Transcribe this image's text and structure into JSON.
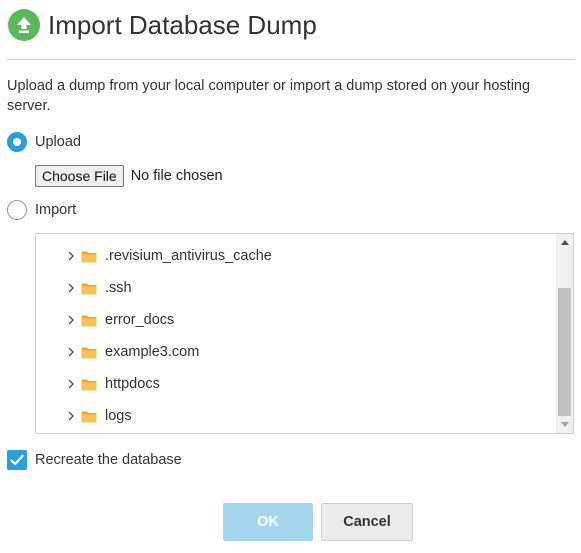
{
  "dialog": {
    "title": "Import Database Dump",
    "intro": "Upload a dump from your local computer or import a dump stored on your hosting server."
  },
  "source": {
    "upload_label": "Upload",
    "import_label": "Import",
    "selected": "Upload"
  },
  "file_input": {
    "button_label": "Choose File",
    "status": "No file chosen"
  },
  "tree": {
    "items": [
      {
        "label": ".revisium_antivirus_cache",
        "expandable": true,
        "icon": "folder-icon"
      },
      {
        "label": ".ssh",
        "expandable": true,
        "icon": "folder-icon"
      },
      {
        "label": "error_docs",
        "expandable": true,
        "icon": "folder-icon"
      },
      {
        "label": "example3.com",
        "expandable": true,
        "icon": "folder-icon"
      },
      {
        "label": "httpdocs",
        "expandable": true,
        "icon": "folder-icon"
      },
      {
        "label": "logs",
        "expandable": true,
        "icon": "folder-icon"
      }
    ]
  },
  "options": {
    "recreate_label": "Recreate the database",
    "recreate_checked": true
  },
  "buttons": {
    "ok_label": "OK",
    "cancel_label": "Cancel"
  },
  "colors": {
    "accent": "#2b9fd9",
    "header_icon": "#5cb85c",
    "folder": "#f5a623",
    "ok_disabled": "#a4d7ee"
  }
}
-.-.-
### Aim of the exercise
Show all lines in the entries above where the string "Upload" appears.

### Answer to the exercise
    "intro": "Upload a dump from your local computer or import a dump stored on your hosting server."
    "upload_label": "Upload",
    "selected": "Upload"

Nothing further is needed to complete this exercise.